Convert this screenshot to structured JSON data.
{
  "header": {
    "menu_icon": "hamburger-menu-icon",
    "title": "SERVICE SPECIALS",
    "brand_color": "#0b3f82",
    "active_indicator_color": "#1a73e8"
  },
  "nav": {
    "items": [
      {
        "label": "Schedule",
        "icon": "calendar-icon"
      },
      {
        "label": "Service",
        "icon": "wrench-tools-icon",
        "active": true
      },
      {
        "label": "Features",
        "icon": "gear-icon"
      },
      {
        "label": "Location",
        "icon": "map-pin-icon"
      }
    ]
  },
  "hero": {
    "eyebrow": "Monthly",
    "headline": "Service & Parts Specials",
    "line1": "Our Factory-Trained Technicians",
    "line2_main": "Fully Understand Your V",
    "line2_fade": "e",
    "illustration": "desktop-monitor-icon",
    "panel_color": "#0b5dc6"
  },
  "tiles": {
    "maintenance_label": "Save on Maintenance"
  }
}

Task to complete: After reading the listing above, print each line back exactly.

Answer box:
Convert this screenshot to structured JSON data.
{
  "header": {
    "menu_icon": "hamburger-menu-icon",
    "title": "SERVICE SPECIALS",
    "brand_color": "#0b3f82",
    "active_indicator_color": "#1a73e8"
  },
  "nav": {
    "items": [
      {
        "label": "Schedule",
        "icon": "calendar-icon"
      },
      {
        "label": "Service",
        "icon": "wrench-tools-icon",
        "active": true
      },
      {
        "label": "Features",
        "icon": "gear-icon"
      },
      {
        "label": "Location",
        "icon": "map-pin-icon"
      }
    ]
  },
  "hero": {
    "eyebrow": "Monthly",
    "headline": "Service & Parts Specials",
    "line1": "Our Factory-Trained Technicians",
    "line2_main": "Fully Understand Your V",
    "line2_fade": "e",
    "illustration": "desktop-monitor-icon",
    "panel_color": "#0b5dc6"
  },
  "tiles": {
    "maintenance_label": "Save on Maintenance"
  }
}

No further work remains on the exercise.